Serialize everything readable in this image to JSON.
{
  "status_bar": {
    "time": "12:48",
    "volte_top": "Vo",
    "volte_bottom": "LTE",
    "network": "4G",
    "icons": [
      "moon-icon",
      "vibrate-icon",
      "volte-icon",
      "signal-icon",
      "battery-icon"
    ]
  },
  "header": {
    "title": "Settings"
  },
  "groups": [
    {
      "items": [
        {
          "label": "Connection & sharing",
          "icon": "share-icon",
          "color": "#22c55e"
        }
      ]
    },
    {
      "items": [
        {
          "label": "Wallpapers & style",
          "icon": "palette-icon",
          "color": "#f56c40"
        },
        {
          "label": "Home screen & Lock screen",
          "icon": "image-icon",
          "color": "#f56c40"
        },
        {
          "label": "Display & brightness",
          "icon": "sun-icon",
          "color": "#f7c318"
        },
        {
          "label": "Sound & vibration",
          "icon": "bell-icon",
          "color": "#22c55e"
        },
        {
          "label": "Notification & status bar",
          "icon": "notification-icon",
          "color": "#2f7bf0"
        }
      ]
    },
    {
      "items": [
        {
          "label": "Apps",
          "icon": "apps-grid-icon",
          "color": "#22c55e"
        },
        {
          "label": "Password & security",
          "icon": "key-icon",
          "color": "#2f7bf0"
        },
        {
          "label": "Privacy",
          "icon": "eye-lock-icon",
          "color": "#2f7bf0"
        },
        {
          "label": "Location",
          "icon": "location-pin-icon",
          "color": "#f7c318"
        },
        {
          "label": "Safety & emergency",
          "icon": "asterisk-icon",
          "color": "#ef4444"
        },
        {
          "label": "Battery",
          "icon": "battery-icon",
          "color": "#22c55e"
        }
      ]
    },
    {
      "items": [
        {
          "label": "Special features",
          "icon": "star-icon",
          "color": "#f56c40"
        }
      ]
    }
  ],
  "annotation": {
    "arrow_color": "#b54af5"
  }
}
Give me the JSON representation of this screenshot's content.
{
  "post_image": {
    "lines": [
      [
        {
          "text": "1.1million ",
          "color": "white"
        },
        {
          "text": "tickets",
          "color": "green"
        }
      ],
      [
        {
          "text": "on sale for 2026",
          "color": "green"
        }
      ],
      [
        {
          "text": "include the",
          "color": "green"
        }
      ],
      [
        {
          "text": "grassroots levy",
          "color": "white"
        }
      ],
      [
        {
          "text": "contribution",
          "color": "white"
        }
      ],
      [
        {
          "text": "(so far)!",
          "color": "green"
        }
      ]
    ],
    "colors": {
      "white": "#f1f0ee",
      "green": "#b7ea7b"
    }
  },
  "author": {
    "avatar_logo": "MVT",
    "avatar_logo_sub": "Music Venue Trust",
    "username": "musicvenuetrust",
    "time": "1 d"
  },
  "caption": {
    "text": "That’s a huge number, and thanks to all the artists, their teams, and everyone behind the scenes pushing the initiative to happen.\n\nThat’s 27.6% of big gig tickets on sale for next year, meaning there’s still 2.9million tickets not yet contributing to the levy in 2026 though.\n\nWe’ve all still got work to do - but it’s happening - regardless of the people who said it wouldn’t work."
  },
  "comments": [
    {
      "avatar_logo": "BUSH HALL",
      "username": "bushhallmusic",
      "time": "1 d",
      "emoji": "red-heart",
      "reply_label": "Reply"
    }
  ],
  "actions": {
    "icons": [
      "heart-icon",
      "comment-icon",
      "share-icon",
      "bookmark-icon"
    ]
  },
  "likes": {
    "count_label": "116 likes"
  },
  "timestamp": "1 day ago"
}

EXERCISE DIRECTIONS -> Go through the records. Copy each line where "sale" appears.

EXERCISE RESPONSE ->
          "text": "on sale for 2026",
    "text": "That’s a huge number, and thanks to all the artists, their teams, and everyone behind the scenes pushing the initiative to happen.\n\nThat’s 27.6% of big gig tickets on sale for next year, meaning there’s still 2.9million tickets not yet contributing to the levy in 2026 though.\n\nWe’ve all still got work to do - but it’s happening - regardless of the people who said it wouldn’t work."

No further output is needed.